Jose Sanchez lawsuit alleges Denver Police Department bias, says ACLU director
Despite the firing of officers involved in the Michael DeHerrera beating, the Denver Police Department continues to be a criticism target. The latest example: an American Civil Liberties Union lawsuit (read it below) filed on behalf of Jose Sanchez. Among other things, it alleges DPD biased policing and racial profiling.
The basics of the case, as laid out by the ACLU, are as follows:
Last July, the complaint maintains, Sanchez was visiting the home of his girlfriend, Joshinna Carreras, when he stepped outside to smoke a cigarette. He was speaking to someone in Spanish there when police officers approached and asked for his identification. When he said the ID card was in the house, they went inside with him, rather than allowing him to retrieve it and return, even though Carreras was in the shower at the time. When she emerged, the cops allegedly told her they'd been given permission to search her apartment -- an assertion the lawsuit disputes.
In the end, Carreras tracked down Sanchez's ID -- an employment authorization card issued by the Department of Homeland Security. However, officers decided it was phony and arrested Sanchez. He wound up lingering in jail for five days, losing his job in the process, before he was released.
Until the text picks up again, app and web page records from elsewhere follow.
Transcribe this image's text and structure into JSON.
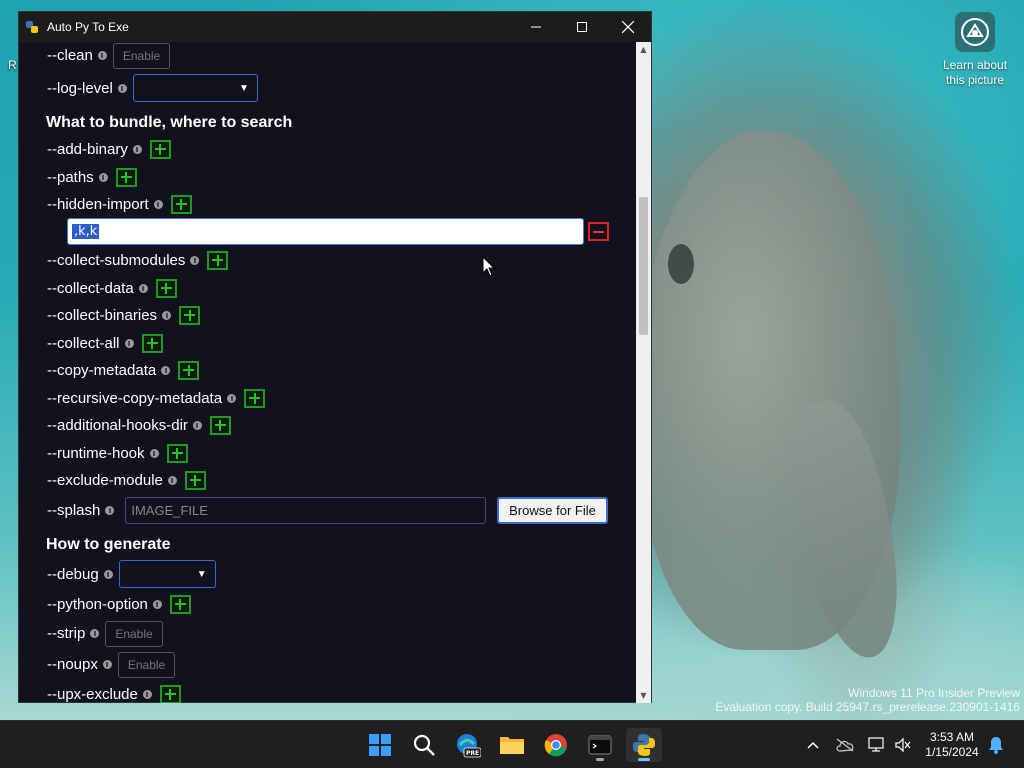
{
  "window": {
    "title": "Auto Py To Exe"
  },
  "options": {
    "clean": {
      "label": "--clean",
      "toggle": "Enable"
    },
    "log_level": {
      "label": "--log-level",
      "value": ""
    },
    "section_bundle": "What to bundle, where to search",
    "add_binary": "--add-binary",
    "paths": "--paths",
    "hidden_import": {
      "label": "--hidden-import",
      "value": ",k,k"
    },
    "collect_submodules": "--collect-submodules",
    "collect_data": "--collect-data",
    "collect_binaries": "--collect-binaries",
    "collect_all": "--collect-all",
    "copy_metadata": "--copy-metadata",
    "recursive_copy_metadata": "--recursive-copy-metadata",
    "additional_hooks_dir": "--additional-hooks-dir",
    "runtime_hook": "--runtime-hook",
    "exclude_module": "--exclude-module",
    "splash": {
      "label": "--splash",
      "placeholder": "IMAGE_FILE",
      "browse": "Browse for File"
    },
    "section_generate": "How to generate",
    "debug": {
      "label": "--debug",
      "value": ""
    },
    "python_option": "--python-option",
    "strip": {
      "label": "--strip",
      "toggle": "Enable"
    },
    "noupx": {
      "label": "--noupx",
      "toggle": "Enable"
    },
    "upx_exclude": "--upx-exclude"
  },
  "desktop": {
    "icon_label_line1": "Learn about",
    "icon_label_line2": "this picture",
    "left_fragment": "R",
    "watermark_line1": "Windows 11 Pro Insider Preview",
    "watermark_line2": "Evaluation copy. Build 25947.rs_prerelease.230901-1416"
  },
  "taskbar": {
    "icons": [
      "windows-start-icon",
      "search-icon",
      "edge-pre-icon",
      "file-explorer-icon",
      "chrome-icon",
      "terminal-icon",
      "python-icon"
    ],
    "edge_badge": "PRE",
    "time": "3:53 AM",
    "date": "1/15/2024"
  },
  "colors": {
    "accent": "#3c6bd0",
    "plus": "#22c522",
    "minus": "#e33333",
    "window_bg": "#12121f"
  }
}
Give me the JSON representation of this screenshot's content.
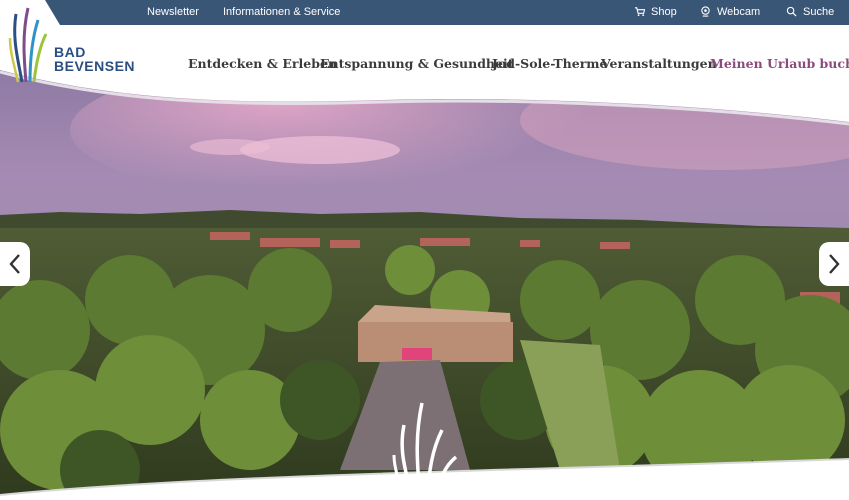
{
  "topbar": {
    "links": [
      "Newsletter",
      "Informationen & Service"
    ],
    "shop": "Shop",
    "webcam": "Webcam",
    "search": "Suche"
  },
  "logo": {
    "line1": "BAD",
    "line2": "BEVENSEN"
  },
  "nav": {
    "items": [
      "Entdecken & Erleben",
      "Entspannung & Gesundheit",
      "Jod-Sole-Therme",
      "Veranstaltungen"
    ],
    "cta": "Meinen Urlaub buchen"
  },
  "colors": {
    "topbar": "#3a5677",
    "brand_blue": "#2b4f82",
    "accent_purple": "#8b4a7c"
  },
  "icons": [
    "cart-icon",
    "webcam-icon",
    "search-icon",
    "chevron-left-icon",
    "chevron-right-icon"
  ]
}
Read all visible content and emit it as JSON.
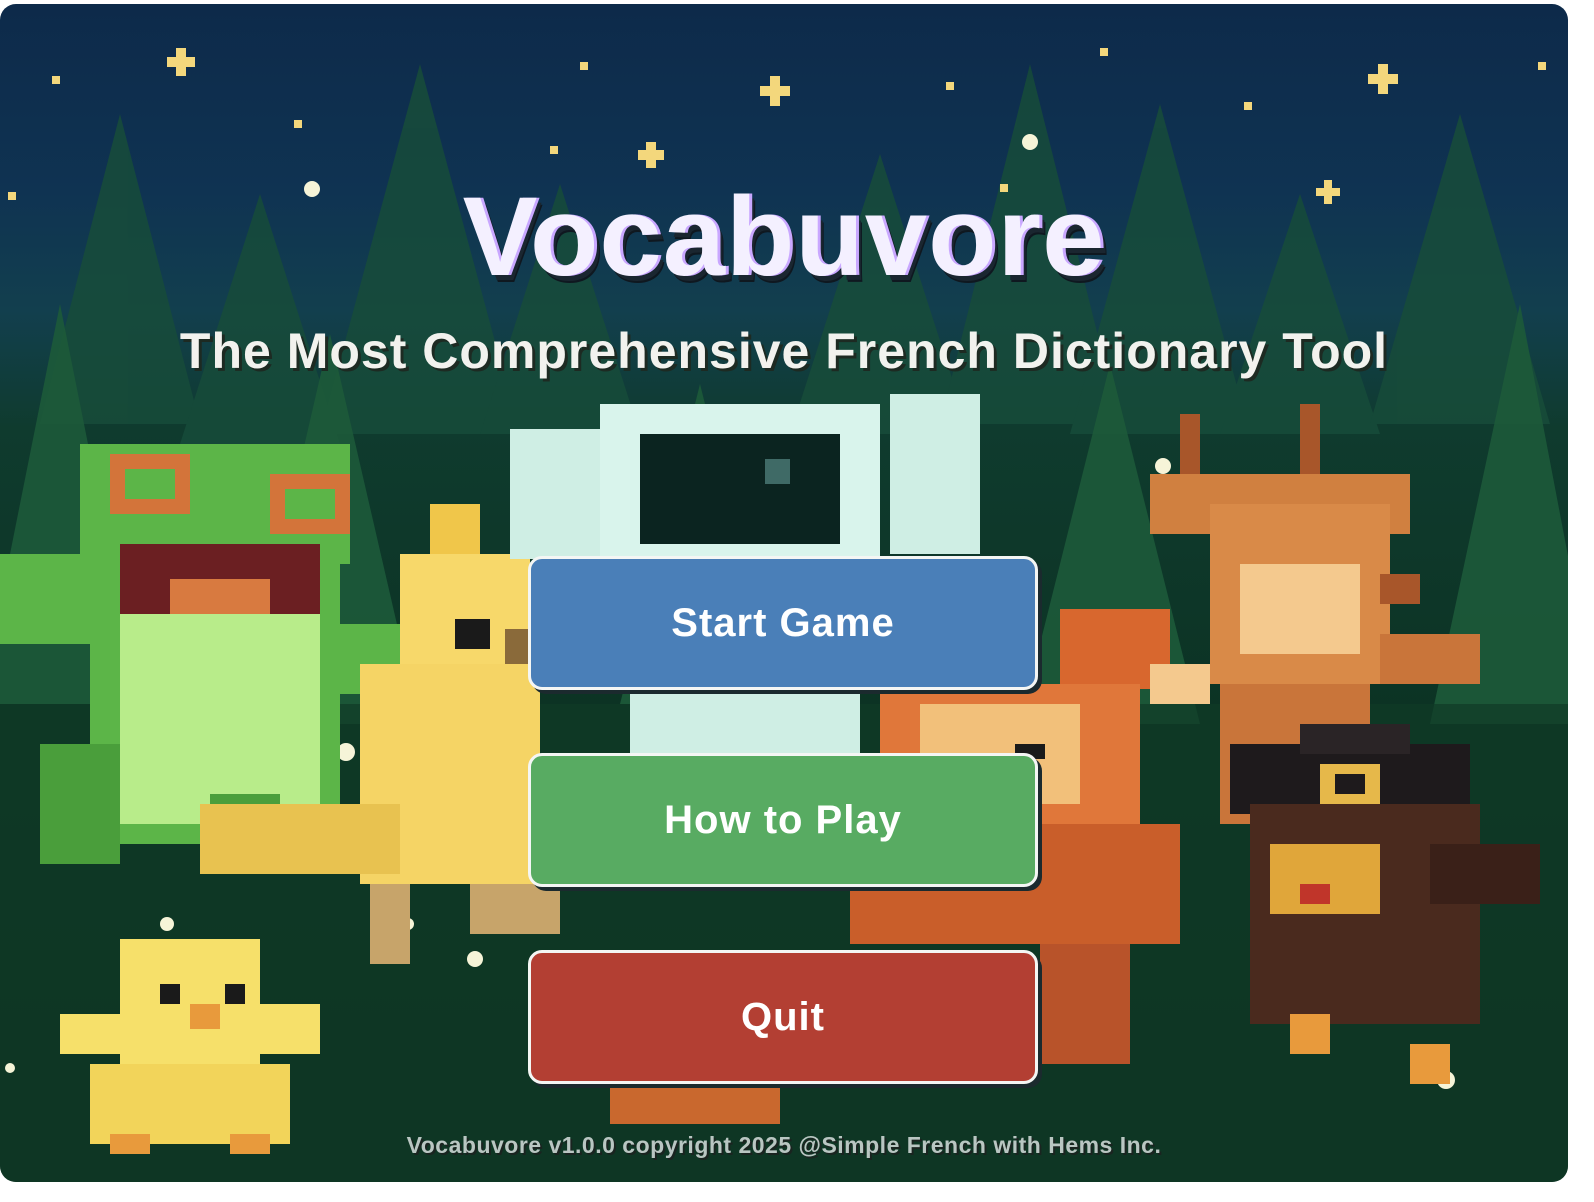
{
  "title": "Vocabuvore",
  "subtitle": "The Most Comprehensive French Dictionary Tool",
  "menu": {
    "start_label": "Start Game",
    "howto_label": "How to Play",
    "quit_label": "Quit"
  },
  "footer": "Vocabuvore v1.0.0 copyright 2025 @Simple French with Hems Inc.",
  "colors": {
    "start": "#4a7fb8",
    "howto": "#58ab62",
    "quit": "#b33f33",
    "night_sky": "#0d2a4a",
    "forest": "#0c3324"
  },
  "characters": [
    "frog",
    "astronaut",
    "parrot",
    "chick",
    "fox",
    "deer",
    "pirate-bird"
  ]
}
In the end, all charges were dropped.
A sample of an employment authorization card issued by the Department of Homeland Security.
Are incidents like this one common. "I think that's one of the things we're going to find out," says ACLU of Colorado legal director Mark Silverstein. "This is a case where officers treated our client as though he were a so-called illegal immigrant. They charged him with violating a Denver ordinance that forbids him from presenting false identification, even though the photo ID card he produced was a valid and current card issued by Homeland Security. They asked him, 'How many more of these do you have? What street corner did you buy this on?'"
This inability to recognize a valid federal ID "demonstrates that more and better training of Denver Police officers is necessary," Silverstein maintains. "If they're going to be making judgments on the validity of ID cards, they'd better be able to recognize one that's valid and authentic." He's also baffled why Sanchez was left behind bars for the better part of a week when "all the police would have had to do was send some kind of transmission to Homeland Security to check on the card. If they had, they would have found out within an hour that Jose Sanchez had been issued an employment verification card."
The bottom line for Silverstein? Denver cops "need to base their policing on evidence, not on stereotypes."
Page down to read the lawsuit.